_WHAT YOU HAVE TO DO:_
Each entry is to be output as written, so that none is missing.

_Stored items from a collection:_
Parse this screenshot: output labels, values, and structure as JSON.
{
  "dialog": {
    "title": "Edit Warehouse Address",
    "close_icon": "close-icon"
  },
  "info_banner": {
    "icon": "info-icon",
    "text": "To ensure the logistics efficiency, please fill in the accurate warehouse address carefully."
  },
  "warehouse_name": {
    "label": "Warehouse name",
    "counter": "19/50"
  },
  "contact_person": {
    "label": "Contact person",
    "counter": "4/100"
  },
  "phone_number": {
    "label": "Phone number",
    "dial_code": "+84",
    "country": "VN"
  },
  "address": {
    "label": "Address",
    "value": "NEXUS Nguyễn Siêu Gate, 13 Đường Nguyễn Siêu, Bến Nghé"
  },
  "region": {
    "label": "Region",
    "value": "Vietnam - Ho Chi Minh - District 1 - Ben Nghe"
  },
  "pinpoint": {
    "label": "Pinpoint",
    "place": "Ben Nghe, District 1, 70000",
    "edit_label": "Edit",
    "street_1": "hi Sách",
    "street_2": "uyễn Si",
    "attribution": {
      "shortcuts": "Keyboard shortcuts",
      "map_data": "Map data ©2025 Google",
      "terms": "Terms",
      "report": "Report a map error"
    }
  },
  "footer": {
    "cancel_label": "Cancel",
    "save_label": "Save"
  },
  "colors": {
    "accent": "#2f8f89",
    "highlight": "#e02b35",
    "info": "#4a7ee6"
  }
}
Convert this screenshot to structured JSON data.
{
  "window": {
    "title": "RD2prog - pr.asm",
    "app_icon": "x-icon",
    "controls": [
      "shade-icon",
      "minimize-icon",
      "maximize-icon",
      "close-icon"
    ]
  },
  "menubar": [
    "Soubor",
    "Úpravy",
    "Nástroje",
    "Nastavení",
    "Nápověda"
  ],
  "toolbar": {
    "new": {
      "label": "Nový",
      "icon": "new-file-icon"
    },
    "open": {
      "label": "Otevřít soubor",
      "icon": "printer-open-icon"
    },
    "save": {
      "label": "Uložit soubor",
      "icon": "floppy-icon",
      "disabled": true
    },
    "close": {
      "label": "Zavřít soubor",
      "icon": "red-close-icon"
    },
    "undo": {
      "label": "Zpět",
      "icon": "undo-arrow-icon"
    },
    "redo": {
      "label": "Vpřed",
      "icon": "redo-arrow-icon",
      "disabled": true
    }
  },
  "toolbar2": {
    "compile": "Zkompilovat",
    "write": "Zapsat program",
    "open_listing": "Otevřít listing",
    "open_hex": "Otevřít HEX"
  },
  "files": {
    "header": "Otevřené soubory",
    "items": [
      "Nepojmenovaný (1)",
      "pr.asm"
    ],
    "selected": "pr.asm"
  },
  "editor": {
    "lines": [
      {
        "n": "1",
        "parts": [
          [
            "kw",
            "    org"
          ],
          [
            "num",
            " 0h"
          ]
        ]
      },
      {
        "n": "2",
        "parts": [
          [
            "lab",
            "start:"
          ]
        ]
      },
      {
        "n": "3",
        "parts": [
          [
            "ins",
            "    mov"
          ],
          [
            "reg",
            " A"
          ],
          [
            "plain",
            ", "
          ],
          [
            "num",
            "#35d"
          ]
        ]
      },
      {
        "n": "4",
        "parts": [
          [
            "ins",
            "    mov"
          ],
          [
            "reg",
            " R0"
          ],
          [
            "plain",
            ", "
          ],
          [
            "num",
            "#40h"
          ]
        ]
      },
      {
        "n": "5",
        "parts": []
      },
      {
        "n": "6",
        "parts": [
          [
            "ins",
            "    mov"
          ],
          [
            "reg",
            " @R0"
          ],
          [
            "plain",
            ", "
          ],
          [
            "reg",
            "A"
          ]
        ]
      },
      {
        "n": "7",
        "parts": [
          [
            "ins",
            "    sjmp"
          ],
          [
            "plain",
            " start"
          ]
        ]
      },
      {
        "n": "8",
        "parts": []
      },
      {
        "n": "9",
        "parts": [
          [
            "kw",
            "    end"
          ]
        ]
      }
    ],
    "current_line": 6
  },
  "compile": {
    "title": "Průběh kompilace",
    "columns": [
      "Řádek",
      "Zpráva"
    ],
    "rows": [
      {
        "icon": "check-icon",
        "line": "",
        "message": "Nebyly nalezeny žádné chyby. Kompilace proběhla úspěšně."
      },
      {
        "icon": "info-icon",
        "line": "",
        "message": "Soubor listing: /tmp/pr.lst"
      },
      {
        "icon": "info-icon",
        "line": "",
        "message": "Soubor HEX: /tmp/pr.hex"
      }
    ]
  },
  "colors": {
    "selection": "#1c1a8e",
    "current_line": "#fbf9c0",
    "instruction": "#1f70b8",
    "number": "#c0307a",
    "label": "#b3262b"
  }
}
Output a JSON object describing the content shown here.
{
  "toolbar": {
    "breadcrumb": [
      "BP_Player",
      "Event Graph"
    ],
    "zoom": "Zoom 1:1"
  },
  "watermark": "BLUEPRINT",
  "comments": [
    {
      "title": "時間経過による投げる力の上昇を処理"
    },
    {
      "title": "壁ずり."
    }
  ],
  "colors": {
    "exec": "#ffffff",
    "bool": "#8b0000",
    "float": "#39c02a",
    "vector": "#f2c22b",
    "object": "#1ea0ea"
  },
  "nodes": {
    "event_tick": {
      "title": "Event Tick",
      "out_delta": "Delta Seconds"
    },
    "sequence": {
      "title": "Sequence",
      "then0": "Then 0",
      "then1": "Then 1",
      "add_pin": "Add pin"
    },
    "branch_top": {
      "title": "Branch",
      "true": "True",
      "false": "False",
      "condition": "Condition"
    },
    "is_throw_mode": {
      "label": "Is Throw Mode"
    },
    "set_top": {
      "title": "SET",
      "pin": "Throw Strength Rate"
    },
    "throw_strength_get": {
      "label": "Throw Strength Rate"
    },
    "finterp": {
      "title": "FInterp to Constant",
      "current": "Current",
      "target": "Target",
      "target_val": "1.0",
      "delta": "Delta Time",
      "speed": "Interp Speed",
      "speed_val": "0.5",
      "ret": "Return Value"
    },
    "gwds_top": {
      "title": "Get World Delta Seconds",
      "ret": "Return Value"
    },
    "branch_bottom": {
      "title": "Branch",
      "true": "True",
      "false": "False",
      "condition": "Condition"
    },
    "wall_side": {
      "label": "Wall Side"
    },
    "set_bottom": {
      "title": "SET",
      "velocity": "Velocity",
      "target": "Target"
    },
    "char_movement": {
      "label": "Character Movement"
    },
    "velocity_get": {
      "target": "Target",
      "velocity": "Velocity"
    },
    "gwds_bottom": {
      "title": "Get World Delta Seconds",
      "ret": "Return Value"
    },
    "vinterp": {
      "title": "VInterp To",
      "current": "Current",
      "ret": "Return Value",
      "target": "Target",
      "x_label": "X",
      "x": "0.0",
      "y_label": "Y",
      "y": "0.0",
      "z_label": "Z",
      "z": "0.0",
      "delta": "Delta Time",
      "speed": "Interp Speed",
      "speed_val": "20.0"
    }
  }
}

_THE ANSWER:_
Parse this screenshot: output labels, values, and structure as JSON.
{
  "dialog": {
    "title": "Edit Warehouse Address",
    "close_icon": "close-icon"
  },
  "info_banner": {
    "icon": "info-icon",
    "text": "To ensure the logistics efficiency, please fill in the accurate warehouse address carefully."
  },
  "warehouse_name": {
    "label": "Warehouse name",
    "counter": "19/50"
  },
  "contact_person": {
    "label": "Contact person",
    "counter": "4/100"
  },
  "phone_number": {
    "label": "Phone number",
    "dial_code": "+84",
    "country": "VN"
  },
  "address": {
    "label": "Address",
    "value": "NEXUS Nguyễn Siêu Gate, 13 Đường Nguyễn Siêu, Bến Nghé"
  },
  "region": {
    "label": "Region",
    "value": "Vietnam - Ho Chi Minh - District 1 - Ben Nghe"
  },
  "pinpoint": {
    "label": "Pinpoint",
    "place": "Ben Nghe, District 1, 70000",
    "edit_label": "Edit",
    "street_1": "hi Sách",
    "street_2": "uyễn Si",
    "attribution": {
      "shortcuts": "Keyboard shortcuts",
      "map_data": "Map data ©2025 Google",
      "terms": "Terms",
      "report": "Report a map error"
    }
  },
  "footer": {
    "cancel_label": "Cancel",
    "save_label": "Save"
  },
  "colors": {
    "accent": "#2f8f89",
    "highlight": "#e02b35",
    "info": "#4a7ee6"
  }
}
Convert this screenshot to structured JSON data.
{
  "window": {
    "title": "RD2prog - pr.asm",
    "app_icon": "x-icon",
    "controls": [
      "shade-icon",
      "minimize-icon",
      "maximize-icon",
      "close-icon"
    ]
  },
  "menubar": [
    "Soubor",
    "Úpravy",
    "Nástroje",
    "Nastavení",
    "Nápověda"
  ],
  "toolbar": {
    "new": {
      "label": "Nový",
      "icon": "new-file-icon"
    },
    "open": {
      "label": "Otevřít soubor",
      "icon": "printer-open-icon"
    },
    "save": {
      "label": "Uložit soubor",
      "icon": "floppy-icon",
      "disabled": true
    },
    "close": {
      "label": "Zavřít soubor",
      "icon": "red-close-icon"
    },
    "undo": {
      "label": "Zpět",
      "icon": "undo-arrow-icon"
    },
    "redo": {
      "label": "Vpřed",
      "icon": "redo-arrow-icon",
      "disabled": true
    }
  },
  "toolbar2": {
    "compile": "Zkompilovat",
    "write": "Zapsat program",
    "open_listing": "Otevřít listing",
    "open_hex": "Otevřít HEX"
  },
  "files": {
    "header": "Otevřené soubory",
    "items": [
      "Nepojmenovaný (1)",
      "pr.asm"
    ],
    "selected": "pr.asm"
  },
  "editor": {
    "lines": [
      {
        "n": "1",
        "parts": [
          [
            "kw",
            "    org"
          ],
          [
            "num",
            " 0h"
          ]
        ]
      },
      {
        "n": "2",
        "parts": [
          [
            "lab",
            "start:"
          ]
        ]
      },
      {
        "n": "3",
        "parts": [
          [
            "ins",
            "    mov"
          ],
          [
            "reg",
            " A"
          ],
          [
            "plain",
            ", "
          ],
          [
            "num",
            "#35d"
          ]
        ]
      },
      {
        "n": "4",
        "parts": [
          [
            "ins",
            "    mov"
          ],
          [
            "reg",
            " R0"
          ],
          [
            "plain",
            ", "
          ],
          [
            "num",
            "#40h"
          ]
        ]
      },
      {
        "n": "5",
        "parts": []
      },
      {
        "n": "6",
        "parts": [
          [
            "ins",
            "    mov"
          ],
          [
            "reg",
            " @R0"
          ],
          [
            "plain",
            ", "
          ],
          [
            "reg",
            "A"
          ]
        ]
      },
      {
        "n": "7",
        "parts": [
          [
            "ins",
            "    sjmp"
          ],
          [
            "plain",
            " start"
          ]
        ]
      },
      {
        "n": "8",
        "parts": []
      },
      {
        "n": "9",
        "parts": [
          [
            "kw",
            "    end"
          ]
        ]
      }
    ],
    "current_line": 6
  },
  "compile": {
    "title": "Průběh kompilace",
    "columns": [
      "Řádek",
      "Zpráva"
    ],
    "rows": [
      {
        "icon": "check-icon",
        "line": "",
        "message": "Nebyly nalezeny žádné chyby. Kompilace proběhla úspěšně."
      },
      {
        "icon": "info-icon",
        "line": "",
        "message": "Soubor listing: /tmp/pr.lst"
      },
      {
        "icon": "info-icon",
        "line": "",
        "message": "Soubor HEX: /tmp/pr.hex"
      }
    ]
  },
  "colors": {
    "selection": "#1c1a8e",
    "current_line": "#fbf9c0",
    "instruction": "#1f70b8",
    "number": "#c0307a",
    "label": "#b3262b"
  }
}
Output a JSON object describing the content shown here.
{
  "toolbar": {
    "breadcrumb": [
      "BP_Player",
      "Event Graph"
    ],
    "zoom": "Zoom 1:1"
  },
  "watermark": "BLUEPRINT",
  "comments": [
    {
      "title": "時間経過による投げる力の上昇を処理"
    },
    {
      "title": "壁ずり."
    }
  ],
  "colors": {
    "exec": "#ffffff",
    "bool": "#8b0000",
    "float": "#39c02a",
    "vector": "#f2c22b",
    "object": "#1ea0ea"
  },
  "nodes": {
    "event_tick": {
      "title": "Event Tick",
      "out_delta": "Delta Seconds"
    },
    "sequence": {
      "title": "Sequence",
      "then0": "Then 0",
      "then1": "Then 1",
      "add_pin": "Add pin"
    },
    "branch_top": {
      "title": "Branch",
      "true": "True",
      "false": "False",
      "condition": "Condition"
    },
    "is_throw_mode": {
      "label": "Is Throw Mode"
    },
    "set_top": {
      "title": "SET",
      "pin": "Throw Strength Rate"
    },
    "throw_strength_get": {
      "label": "Throw Strength Rate"
    },
    "finterp": {
      "title": "FInterp to Constant",
      "current": "Current",
      "target": "Target",
      "target_val": "1.0",
      "delta": "Delta Time",
      "speed": "Interp Speed",
      "speed_val": "0.5",
      "ret": "Return Value"
    },
    "gwds_top": {
      "title": "Get World Delta Seconds",
      "ret": "Return Value"
    },
    "branch_bottom": {
      "title": "Branch",
      "true": "True",
      "false": "False",
      "condition": "Condition"
    },
    "wall_side": {
      "label": "Wall Side"
    },
    "set_bottom": {
      "title": "SET",
      "velocity": "Velocity",
      "target": "Target"
    },
    "char_movement": {
      "label": "Character Movement"
    },
    "velocity_get": {
      "target": "Target",
      "velocity": "Velocity"
    },
    "gwds_bottom": {
      "title": "Get World Delta Seconds",
      "ret": "Return Value"
    },
    "vinterp": {
      "title": "VInterp To",
      "current": "Current",
      "ret": "Return Value",
      "target": "Target",
      "x_label": "X",
      "x": "0.0",
      "y_label": "Y",
      "y": "0.0",
      "z_label": "Z",
      "z": "0.0",
      "delta": "Delta Time",
      "speed": "Interp Speed",
      "speed_val": "20.0"
    }
  }
}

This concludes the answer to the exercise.